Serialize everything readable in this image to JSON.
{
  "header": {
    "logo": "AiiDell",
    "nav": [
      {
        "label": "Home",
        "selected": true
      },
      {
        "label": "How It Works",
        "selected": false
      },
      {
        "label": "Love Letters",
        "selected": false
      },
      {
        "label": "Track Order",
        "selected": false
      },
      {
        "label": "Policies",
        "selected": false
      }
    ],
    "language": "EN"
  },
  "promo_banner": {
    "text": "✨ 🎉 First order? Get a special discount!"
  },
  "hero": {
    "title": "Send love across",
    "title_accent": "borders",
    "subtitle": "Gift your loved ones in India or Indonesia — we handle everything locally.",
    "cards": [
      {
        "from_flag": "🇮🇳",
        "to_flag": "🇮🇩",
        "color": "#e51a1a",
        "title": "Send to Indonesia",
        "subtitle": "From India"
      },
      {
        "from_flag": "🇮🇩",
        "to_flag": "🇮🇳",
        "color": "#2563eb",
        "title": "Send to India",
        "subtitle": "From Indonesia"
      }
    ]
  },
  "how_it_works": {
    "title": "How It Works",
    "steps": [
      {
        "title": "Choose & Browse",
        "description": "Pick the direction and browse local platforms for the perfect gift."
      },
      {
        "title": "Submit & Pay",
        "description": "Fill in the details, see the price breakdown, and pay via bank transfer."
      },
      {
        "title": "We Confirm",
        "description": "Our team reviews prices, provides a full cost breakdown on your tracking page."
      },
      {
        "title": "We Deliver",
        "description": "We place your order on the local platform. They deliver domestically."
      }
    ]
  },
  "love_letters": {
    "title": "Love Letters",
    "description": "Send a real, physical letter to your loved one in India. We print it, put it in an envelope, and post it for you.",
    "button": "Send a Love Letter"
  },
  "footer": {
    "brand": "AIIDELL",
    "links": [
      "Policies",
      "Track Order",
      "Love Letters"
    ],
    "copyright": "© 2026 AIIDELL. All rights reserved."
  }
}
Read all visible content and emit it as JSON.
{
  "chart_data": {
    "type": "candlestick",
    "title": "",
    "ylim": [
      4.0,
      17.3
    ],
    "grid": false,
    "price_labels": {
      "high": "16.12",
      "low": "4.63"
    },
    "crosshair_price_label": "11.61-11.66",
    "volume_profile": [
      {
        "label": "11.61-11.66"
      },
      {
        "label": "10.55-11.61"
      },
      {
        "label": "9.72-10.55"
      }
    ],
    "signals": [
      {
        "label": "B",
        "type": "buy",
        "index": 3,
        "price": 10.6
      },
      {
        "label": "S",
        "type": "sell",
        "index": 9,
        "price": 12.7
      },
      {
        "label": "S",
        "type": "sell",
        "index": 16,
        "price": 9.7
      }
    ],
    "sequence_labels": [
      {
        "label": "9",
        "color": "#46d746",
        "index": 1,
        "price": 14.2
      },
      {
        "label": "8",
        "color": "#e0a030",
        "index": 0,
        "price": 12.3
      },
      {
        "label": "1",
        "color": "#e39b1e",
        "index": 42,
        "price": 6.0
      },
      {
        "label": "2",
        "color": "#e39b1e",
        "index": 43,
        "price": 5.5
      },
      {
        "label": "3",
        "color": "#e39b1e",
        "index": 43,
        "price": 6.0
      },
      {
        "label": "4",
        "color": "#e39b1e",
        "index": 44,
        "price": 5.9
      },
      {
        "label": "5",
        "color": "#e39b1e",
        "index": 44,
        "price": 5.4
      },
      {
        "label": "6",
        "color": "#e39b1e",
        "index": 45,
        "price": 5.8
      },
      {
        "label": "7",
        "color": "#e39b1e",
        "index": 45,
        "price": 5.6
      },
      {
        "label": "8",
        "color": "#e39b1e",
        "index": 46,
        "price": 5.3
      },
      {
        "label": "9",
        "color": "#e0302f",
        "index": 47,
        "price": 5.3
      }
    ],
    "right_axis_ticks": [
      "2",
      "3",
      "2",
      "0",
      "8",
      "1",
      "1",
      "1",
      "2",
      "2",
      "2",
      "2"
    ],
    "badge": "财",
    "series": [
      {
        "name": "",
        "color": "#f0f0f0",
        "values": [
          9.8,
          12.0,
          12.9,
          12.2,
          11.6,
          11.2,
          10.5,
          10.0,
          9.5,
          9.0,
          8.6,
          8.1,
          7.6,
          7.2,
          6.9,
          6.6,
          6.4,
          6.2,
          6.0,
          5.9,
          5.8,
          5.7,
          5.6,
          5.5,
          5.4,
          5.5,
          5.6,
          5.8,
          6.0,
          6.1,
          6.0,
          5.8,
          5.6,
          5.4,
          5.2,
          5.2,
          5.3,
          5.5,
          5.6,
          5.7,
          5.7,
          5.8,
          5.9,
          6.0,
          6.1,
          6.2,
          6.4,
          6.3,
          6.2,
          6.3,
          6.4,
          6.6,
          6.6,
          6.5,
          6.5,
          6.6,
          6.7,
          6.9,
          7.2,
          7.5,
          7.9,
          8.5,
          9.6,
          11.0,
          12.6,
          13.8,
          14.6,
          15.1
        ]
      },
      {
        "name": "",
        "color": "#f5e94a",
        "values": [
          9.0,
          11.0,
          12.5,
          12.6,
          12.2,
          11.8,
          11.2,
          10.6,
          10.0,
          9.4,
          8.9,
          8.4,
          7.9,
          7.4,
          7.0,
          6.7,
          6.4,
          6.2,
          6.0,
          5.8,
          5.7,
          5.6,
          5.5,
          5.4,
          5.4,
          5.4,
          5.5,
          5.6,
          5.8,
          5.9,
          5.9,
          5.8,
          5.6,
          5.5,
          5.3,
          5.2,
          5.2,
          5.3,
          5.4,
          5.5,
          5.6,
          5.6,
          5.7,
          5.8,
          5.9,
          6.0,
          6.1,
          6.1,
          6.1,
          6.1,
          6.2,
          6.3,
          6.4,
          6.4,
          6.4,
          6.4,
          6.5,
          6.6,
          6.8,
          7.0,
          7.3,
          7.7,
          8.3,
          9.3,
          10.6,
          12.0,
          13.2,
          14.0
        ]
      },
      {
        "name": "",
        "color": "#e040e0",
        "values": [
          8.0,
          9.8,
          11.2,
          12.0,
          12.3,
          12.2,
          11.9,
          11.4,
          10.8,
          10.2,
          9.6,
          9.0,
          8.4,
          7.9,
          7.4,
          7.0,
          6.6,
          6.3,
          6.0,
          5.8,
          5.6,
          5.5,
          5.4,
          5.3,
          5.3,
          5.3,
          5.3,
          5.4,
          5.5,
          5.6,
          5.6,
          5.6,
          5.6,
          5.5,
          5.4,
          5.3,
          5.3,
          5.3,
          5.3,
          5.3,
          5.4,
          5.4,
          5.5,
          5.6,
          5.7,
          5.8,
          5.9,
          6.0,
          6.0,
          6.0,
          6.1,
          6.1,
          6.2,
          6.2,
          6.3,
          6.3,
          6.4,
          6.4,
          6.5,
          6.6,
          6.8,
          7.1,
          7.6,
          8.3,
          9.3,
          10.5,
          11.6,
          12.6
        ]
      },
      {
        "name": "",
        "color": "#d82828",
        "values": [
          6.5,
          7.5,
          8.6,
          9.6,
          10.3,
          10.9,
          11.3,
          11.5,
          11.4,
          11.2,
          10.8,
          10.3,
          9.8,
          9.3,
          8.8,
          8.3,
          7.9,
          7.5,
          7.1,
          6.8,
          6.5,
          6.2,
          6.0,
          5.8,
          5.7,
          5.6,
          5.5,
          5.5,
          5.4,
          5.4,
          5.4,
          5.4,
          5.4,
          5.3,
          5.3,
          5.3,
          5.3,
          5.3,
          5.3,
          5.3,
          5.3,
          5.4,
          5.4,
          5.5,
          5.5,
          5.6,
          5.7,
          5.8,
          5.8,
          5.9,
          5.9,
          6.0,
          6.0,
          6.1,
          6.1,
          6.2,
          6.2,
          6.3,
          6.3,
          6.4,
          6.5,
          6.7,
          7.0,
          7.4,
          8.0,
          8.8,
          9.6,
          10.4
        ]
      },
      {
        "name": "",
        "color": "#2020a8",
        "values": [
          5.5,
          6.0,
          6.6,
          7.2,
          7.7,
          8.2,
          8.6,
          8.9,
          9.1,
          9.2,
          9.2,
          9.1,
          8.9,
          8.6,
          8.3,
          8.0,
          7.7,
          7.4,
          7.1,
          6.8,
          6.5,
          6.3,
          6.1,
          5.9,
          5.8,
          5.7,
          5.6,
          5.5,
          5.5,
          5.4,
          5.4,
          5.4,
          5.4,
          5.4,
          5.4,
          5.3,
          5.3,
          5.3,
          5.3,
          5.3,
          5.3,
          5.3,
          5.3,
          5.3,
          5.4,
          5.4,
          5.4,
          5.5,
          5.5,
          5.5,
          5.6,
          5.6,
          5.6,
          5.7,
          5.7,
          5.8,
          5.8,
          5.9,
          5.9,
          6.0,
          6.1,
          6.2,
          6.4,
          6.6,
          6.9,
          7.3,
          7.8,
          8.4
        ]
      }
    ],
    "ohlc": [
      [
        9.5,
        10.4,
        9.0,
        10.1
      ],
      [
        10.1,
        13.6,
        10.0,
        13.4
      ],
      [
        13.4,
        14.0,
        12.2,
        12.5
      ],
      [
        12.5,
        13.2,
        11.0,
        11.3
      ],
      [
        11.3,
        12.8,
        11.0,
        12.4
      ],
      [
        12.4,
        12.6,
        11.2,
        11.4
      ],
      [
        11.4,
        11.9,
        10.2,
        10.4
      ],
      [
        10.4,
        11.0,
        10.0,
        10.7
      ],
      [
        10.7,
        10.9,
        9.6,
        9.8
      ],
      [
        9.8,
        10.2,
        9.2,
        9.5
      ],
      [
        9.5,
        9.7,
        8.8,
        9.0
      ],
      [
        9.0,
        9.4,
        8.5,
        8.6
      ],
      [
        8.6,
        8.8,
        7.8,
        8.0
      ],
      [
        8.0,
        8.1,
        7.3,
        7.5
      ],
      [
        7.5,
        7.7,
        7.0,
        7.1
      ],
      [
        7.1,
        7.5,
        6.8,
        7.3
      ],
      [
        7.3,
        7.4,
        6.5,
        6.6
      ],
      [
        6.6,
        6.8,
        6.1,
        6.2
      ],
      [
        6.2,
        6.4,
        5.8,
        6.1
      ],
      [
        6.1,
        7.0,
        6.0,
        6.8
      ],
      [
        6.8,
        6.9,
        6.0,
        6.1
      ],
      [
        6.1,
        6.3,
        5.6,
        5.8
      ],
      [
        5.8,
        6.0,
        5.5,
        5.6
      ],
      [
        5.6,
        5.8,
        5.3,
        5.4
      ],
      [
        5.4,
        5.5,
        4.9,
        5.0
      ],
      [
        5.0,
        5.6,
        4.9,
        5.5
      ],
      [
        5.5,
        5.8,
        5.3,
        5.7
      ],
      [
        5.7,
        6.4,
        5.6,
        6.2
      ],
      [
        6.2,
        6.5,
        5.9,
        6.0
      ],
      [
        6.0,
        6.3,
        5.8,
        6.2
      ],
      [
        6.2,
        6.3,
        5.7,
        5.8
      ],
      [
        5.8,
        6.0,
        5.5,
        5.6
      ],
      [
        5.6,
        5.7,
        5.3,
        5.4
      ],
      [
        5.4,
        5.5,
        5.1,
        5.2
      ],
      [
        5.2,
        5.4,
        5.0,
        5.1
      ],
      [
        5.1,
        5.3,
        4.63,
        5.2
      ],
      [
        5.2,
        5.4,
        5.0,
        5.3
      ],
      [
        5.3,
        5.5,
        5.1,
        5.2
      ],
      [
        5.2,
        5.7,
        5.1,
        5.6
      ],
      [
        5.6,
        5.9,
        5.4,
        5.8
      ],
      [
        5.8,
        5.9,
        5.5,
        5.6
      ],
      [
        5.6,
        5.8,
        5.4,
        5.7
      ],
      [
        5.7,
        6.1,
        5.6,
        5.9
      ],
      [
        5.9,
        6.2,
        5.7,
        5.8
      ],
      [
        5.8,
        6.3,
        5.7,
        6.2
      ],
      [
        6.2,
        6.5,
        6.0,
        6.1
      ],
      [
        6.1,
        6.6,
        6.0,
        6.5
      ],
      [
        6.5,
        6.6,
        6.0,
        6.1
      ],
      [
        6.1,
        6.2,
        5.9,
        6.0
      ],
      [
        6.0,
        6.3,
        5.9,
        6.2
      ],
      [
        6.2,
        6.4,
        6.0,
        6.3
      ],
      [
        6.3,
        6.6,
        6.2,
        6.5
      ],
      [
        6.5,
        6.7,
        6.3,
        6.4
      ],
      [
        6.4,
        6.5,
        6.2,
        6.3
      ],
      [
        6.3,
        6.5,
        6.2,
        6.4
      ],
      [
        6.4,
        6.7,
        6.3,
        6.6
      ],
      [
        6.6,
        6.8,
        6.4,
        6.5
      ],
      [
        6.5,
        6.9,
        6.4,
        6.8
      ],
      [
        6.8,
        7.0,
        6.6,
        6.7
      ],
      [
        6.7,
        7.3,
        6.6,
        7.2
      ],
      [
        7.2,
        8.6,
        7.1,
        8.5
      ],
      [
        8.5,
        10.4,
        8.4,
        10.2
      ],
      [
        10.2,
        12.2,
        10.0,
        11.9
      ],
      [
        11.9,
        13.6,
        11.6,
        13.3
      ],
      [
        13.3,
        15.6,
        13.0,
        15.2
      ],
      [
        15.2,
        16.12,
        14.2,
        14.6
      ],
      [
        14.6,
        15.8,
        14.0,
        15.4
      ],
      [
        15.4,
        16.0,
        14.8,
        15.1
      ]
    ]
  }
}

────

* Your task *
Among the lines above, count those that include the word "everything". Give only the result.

* Exercise response *
2